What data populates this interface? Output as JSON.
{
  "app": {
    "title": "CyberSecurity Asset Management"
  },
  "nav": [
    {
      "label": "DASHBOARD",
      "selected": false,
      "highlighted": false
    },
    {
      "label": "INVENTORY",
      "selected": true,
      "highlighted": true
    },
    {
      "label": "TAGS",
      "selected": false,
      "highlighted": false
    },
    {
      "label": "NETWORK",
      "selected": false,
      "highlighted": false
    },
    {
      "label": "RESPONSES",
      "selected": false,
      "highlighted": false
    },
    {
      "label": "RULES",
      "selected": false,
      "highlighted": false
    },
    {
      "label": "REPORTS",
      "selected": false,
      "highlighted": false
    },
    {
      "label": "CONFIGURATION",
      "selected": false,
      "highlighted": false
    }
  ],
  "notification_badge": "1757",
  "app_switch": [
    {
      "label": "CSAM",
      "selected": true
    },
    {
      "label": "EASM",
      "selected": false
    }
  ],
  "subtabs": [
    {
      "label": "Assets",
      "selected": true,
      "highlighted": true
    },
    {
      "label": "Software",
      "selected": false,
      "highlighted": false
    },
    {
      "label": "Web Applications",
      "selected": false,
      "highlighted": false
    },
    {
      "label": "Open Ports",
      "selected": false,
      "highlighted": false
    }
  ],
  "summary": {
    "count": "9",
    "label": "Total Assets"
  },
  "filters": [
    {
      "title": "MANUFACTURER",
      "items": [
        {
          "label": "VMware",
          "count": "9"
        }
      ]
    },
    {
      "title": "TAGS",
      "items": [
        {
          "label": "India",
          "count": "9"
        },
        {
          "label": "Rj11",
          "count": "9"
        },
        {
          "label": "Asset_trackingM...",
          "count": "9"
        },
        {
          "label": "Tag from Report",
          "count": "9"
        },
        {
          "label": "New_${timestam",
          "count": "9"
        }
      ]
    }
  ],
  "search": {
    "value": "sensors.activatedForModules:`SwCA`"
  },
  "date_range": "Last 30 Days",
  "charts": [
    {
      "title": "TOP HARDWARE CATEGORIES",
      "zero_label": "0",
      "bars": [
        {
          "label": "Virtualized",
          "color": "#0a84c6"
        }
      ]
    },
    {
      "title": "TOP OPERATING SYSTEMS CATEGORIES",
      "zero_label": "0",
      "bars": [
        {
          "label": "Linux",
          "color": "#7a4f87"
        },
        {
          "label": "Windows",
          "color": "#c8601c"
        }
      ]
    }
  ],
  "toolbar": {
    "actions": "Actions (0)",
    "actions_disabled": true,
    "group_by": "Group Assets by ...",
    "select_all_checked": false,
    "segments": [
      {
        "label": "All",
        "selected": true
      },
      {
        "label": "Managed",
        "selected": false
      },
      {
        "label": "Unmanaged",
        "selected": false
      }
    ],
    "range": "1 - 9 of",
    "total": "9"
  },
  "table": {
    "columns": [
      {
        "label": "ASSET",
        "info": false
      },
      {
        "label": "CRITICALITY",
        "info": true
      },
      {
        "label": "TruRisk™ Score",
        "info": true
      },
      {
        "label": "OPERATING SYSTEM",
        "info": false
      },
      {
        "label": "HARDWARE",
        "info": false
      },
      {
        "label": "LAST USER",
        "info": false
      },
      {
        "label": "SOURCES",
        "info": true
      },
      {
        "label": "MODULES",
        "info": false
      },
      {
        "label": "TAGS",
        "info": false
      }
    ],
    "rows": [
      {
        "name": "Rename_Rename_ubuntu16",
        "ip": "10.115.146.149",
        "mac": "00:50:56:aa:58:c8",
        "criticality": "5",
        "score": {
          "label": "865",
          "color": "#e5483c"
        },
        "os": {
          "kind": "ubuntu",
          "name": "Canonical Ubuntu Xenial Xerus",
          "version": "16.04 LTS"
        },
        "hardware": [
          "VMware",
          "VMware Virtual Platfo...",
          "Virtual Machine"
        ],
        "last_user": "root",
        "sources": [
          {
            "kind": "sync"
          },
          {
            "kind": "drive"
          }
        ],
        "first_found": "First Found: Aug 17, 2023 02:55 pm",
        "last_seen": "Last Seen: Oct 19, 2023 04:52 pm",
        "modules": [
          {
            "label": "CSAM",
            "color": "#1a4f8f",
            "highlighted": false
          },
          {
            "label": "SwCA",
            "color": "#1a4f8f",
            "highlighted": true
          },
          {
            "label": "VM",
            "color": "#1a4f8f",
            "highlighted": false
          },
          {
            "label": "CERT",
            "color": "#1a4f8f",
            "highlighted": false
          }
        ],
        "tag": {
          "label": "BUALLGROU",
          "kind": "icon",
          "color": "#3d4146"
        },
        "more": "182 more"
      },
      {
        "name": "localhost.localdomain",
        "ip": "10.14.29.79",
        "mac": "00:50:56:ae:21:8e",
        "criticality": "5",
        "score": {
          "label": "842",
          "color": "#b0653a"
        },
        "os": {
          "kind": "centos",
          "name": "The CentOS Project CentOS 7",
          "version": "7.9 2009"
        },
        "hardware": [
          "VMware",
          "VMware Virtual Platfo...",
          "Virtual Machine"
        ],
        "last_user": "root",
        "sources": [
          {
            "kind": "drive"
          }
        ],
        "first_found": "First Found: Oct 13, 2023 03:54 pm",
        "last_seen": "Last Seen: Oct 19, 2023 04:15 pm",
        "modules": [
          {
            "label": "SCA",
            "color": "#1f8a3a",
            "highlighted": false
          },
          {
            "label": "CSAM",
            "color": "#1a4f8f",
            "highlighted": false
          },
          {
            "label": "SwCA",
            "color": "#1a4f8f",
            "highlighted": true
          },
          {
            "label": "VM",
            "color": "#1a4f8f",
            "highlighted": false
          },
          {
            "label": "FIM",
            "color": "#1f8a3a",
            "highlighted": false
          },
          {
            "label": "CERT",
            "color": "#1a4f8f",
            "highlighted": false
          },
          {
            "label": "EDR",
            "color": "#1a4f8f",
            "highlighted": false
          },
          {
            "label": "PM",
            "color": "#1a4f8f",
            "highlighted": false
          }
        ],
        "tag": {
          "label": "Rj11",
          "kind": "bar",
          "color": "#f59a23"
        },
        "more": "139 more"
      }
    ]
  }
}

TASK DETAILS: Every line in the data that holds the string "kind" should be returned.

ANSWER TO THIS TASK:
          "kind": "ubuntu",
            "kind": "sync"
            "kind": "drive"
          "kind": "icon",
          "kind": "centos",
            "kind": "drive"
          "kind": "bar",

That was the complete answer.